ASSIGNMENT –
Only a number is required: how many lines of the material contain the word "arrow"?
INPUT DATA below:
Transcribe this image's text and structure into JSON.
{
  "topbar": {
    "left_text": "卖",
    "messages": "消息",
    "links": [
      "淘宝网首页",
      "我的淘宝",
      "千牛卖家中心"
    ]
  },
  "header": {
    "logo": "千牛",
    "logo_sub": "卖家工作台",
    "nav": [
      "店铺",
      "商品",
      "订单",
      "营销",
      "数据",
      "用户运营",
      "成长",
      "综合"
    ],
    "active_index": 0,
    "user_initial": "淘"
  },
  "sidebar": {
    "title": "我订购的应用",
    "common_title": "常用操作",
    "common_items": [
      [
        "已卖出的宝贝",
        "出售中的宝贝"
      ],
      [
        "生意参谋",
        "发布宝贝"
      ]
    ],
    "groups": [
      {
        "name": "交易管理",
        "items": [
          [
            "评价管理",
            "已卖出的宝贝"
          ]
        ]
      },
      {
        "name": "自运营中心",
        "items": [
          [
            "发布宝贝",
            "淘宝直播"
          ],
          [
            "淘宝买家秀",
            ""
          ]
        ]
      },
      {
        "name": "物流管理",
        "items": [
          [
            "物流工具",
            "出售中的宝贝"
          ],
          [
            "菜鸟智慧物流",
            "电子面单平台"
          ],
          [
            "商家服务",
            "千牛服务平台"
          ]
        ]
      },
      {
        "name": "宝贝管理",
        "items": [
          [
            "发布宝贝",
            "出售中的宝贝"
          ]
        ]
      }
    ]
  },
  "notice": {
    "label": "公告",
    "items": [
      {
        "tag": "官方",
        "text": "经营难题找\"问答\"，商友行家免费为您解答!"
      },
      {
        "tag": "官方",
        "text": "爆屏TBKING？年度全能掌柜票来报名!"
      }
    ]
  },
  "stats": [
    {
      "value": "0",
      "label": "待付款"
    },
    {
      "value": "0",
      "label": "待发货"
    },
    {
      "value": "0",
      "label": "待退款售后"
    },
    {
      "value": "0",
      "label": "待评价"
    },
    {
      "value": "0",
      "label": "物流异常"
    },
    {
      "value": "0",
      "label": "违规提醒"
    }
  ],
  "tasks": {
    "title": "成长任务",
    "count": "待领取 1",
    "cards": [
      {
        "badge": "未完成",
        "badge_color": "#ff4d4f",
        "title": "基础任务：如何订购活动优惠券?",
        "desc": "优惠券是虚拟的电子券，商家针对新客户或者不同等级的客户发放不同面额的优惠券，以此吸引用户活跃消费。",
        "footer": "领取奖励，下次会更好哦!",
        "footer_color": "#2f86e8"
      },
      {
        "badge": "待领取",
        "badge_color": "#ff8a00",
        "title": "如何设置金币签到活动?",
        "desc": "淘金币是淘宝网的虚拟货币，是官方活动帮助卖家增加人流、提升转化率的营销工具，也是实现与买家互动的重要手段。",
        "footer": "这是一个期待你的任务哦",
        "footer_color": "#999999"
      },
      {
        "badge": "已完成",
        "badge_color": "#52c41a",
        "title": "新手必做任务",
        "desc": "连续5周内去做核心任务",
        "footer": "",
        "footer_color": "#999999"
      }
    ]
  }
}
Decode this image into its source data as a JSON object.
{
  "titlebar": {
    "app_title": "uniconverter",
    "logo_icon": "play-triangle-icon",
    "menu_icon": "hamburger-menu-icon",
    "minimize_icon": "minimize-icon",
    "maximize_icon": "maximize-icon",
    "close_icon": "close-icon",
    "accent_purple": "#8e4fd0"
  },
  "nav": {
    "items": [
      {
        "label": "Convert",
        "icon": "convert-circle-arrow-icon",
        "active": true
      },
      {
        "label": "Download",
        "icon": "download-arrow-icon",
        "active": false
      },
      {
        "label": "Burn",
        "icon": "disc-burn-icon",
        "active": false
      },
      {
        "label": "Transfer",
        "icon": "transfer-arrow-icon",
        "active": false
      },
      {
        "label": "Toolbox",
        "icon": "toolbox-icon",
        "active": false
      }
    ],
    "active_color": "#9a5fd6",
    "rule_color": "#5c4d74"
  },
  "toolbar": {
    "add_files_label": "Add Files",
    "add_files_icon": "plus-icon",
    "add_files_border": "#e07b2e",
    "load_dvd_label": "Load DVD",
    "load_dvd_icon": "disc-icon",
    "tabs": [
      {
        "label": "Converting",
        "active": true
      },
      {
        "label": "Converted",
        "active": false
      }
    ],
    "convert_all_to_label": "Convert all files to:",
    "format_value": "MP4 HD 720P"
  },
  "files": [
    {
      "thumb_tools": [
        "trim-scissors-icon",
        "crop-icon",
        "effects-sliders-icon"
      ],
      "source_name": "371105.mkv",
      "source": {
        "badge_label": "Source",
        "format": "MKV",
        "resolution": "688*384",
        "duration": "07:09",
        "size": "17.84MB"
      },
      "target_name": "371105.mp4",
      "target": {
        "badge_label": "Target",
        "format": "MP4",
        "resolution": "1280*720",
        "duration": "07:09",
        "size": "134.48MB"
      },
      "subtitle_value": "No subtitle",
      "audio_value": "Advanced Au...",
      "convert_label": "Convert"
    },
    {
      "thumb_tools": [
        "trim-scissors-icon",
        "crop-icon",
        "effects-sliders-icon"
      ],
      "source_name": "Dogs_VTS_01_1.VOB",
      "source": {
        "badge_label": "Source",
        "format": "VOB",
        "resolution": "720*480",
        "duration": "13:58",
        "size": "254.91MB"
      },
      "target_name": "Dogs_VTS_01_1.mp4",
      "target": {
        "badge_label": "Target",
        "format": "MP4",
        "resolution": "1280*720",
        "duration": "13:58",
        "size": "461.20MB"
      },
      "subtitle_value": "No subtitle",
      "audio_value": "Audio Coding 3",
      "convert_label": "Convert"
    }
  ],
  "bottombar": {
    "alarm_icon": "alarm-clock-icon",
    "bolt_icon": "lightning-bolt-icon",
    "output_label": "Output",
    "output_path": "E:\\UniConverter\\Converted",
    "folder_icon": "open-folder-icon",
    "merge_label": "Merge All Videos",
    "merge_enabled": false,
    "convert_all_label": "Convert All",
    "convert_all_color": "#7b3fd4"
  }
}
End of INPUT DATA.
RESPONSE AREA –
3